On Tuesday, Rich Kendell, a board member with Education First, said the failure of Utah's education system to train workers is holding the state back.

"You can't teach if you have seven-eighths of a degree," Kendell said. "You cannot go to Ernst and Young with two-thirds of a bachelor's degree. You've got to finish."

The Utah Foundation report, which was sponsored by Education First and Prosperity 2020, lists five "game changers" for improving higher education.

They include creating clear graduation requirements, increasing support for remedial education, streamlining course schedules, encouraging students to take a full 15-credit course load each semester and boosting performance-based funding for schools.

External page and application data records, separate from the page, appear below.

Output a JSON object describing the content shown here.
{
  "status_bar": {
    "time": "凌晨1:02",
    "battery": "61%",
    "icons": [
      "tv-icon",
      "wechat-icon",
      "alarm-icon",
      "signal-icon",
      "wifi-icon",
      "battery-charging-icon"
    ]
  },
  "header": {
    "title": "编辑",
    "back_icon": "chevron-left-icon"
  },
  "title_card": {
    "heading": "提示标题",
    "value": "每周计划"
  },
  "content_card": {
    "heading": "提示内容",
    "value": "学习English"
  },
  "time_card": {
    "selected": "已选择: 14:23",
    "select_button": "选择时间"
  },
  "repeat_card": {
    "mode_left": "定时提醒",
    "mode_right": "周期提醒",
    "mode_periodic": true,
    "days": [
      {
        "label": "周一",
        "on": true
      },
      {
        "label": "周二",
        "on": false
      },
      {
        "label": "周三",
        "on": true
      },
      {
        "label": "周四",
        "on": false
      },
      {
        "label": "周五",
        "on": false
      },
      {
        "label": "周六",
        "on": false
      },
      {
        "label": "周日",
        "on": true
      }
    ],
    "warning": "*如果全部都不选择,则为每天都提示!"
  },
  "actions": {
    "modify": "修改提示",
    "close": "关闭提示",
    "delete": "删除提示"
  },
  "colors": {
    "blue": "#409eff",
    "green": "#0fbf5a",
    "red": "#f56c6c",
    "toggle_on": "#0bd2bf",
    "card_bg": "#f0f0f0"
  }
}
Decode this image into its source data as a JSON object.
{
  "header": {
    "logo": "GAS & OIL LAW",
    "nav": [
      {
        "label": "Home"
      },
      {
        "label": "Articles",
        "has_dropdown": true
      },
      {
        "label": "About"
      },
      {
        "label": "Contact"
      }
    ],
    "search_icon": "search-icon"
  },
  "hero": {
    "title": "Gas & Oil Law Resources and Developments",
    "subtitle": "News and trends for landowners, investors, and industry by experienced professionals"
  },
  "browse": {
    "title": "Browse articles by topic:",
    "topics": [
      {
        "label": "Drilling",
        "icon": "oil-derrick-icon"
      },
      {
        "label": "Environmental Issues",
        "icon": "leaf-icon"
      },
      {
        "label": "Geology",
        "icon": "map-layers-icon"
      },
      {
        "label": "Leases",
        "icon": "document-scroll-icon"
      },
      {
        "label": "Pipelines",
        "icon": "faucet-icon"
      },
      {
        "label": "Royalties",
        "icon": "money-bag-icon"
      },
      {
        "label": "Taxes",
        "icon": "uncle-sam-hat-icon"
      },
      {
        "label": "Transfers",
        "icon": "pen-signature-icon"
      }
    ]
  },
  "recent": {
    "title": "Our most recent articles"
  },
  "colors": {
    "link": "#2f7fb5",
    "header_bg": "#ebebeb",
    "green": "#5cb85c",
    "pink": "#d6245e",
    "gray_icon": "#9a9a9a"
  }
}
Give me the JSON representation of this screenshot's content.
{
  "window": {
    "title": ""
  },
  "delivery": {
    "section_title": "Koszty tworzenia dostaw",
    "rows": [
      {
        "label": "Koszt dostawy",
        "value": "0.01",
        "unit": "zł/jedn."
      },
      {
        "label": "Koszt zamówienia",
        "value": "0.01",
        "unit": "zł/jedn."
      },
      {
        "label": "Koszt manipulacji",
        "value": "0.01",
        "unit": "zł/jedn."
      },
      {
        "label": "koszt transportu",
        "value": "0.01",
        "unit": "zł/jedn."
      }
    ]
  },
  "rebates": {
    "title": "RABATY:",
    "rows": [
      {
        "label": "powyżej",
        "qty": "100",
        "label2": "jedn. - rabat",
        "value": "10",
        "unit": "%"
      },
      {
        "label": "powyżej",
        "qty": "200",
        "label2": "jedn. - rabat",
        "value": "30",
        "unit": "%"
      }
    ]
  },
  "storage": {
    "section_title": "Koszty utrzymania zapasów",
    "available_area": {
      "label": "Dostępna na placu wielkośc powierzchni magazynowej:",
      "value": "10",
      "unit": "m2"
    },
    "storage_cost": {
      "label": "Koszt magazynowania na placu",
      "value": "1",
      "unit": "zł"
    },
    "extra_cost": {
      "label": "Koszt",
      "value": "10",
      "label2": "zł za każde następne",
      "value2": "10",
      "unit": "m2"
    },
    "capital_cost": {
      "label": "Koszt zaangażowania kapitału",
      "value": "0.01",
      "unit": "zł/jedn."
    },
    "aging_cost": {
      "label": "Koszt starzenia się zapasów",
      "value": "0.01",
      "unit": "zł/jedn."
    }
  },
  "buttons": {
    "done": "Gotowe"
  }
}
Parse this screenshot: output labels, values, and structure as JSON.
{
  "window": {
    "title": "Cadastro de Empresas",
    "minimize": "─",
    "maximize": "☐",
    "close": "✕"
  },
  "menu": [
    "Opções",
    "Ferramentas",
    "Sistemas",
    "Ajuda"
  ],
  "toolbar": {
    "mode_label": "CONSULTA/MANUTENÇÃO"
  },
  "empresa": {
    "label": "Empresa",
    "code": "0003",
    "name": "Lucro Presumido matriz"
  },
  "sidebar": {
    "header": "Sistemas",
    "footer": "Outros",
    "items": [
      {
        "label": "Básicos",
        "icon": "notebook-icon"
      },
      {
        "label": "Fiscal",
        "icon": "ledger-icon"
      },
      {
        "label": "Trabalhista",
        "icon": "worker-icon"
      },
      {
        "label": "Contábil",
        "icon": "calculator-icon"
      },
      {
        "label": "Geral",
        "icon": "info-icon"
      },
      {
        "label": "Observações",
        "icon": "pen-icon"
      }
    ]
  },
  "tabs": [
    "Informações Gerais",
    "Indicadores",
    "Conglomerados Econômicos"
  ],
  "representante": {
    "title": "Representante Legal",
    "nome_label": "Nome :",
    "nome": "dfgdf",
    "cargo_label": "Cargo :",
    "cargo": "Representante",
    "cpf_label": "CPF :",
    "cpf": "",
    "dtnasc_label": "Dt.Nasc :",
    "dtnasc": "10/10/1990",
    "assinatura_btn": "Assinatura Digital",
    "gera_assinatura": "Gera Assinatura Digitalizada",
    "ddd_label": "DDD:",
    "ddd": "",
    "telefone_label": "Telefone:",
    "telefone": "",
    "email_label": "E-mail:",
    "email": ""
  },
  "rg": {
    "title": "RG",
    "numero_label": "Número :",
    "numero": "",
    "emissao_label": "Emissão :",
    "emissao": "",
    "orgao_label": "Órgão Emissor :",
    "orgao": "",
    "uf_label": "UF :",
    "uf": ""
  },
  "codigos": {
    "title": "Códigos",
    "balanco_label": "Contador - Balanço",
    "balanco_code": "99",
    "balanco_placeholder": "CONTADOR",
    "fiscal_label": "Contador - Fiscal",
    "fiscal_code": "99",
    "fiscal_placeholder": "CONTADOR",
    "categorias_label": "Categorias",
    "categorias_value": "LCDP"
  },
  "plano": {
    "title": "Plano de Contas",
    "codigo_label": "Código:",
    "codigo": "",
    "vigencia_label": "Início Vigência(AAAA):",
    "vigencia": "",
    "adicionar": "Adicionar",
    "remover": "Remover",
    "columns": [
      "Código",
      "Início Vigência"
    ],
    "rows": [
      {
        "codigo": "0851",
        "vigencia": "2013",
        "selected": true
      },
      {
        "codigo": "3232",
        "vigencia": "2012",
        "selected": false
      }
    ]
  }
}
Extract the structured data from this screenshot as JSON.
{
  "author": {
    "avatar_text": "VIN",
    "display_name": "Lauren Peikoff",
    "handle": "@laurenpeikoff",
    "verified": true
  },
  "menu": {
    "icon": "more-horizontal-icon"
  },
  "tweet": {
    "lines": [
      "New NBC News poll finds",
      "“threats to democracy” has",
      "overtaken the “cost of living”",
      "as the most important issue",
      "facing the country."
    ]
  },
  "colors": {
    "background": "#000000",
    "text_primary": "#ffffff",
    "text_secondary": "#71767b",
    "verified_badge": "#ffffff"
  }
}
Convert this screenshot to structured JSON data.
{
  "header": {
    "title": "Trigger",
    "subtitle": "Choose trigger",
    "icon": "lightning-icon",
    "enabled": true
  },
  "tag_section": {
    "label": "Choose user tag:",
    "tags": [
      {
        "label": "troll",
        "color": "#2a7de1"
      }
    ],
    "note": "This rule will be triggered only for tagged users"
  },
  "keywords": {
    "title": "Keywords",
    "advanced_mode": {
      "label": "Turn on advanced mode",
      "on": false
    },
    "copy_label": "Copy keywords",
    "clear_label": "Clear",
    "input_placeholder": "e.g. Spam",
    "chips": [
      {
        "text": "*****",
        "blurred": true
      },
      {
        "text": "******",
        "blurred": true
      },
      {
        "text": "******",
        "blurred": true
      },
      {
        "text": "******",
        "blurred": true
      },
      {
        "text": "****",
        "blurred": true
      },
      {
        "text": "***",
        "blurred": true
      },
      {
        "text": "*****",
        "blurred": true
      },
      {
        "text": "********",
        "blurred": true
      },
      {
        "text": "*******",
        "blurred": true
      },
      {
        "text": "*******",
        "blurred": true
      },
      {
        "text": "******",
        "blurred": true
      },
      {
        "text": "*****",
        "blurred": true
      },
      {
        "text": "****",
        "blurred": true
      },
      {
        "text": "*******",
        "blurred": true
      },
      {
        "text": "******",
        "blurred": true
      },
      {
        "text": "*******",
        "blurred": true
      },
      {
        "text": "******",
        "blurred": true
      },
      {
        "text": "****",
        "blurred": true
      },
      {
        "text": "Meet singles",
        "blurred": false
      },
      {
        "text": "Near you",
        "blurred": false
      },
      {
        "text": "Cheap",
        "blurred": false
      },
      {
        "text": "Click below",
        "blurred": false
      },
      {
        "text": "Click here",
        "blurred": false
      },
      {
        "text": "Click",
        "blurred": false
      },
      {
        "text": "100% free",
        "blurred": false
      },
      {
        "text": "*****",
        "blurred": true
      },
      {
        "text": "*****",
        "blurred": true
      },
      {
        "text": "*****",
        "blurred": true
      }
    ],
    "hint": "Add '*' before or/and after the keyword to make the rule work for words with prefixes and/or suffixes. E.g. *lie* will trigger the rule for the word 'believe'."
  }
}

Most of those proposals reflect initiatives that are already underway at the Utah System of Higher Education. But the report found the state needs to spend more on rewarding schools for performance in order to increase graduation rates.

"Utah's not a powerhouse yet," Kendell said. "We'd like to be, but to do that we've got to invest more in education."

David Buhler, Utah's commissioner of higher education, said the Board of Regents has requested $5 million in ongoing performance-based funding from the Legislature.

Before the upcoming legislative session, his office will explain how it would divvy up the money, Buhler said. The specifics are still being worked out, but schools would be rewarded for instructional quality and how well they help students graduate.

"We think it's important that we have a model that minimizes the possibility of bad unintended consequences," Buhler said.

The call for increased investment in education comes after the announcement that Utah generated more than $600 million in surplus revenues this year. Lawmakers and policy makers have also discussed revising Utah's tax laws to generate new revenue.

Utah Foundation President Stephen Kroes said implementing the report's recommendations would not necessarily require a tax increase, noting the large budget surplus.

"We're watching carefully right now to evaluate that question," he said. "We're not recommending a specific course of action here, we're laying out some options."

But Kroes added that investment in schools has dipped since the one-two punch of a tax cut in 2007 and years of recession, which in higher education has meant a greater share of costs being shifted away from state funding and onto students.

"People don't like the concept of a high tax burden but it's always, in the past, been high because we have big needs," Kroes said. "If we're not meeting the needs in the future, we'll have to look at that."

Kroes said Utah currently appeals to businesses because of the low costs of land and labor and a light regulatory burden. But he said the state will need to begin investing in benefits in order to sustain growth in the future.

"We can't always be the low-cost location," he said. "At some point we've got to turn our attention to being the high-quality location."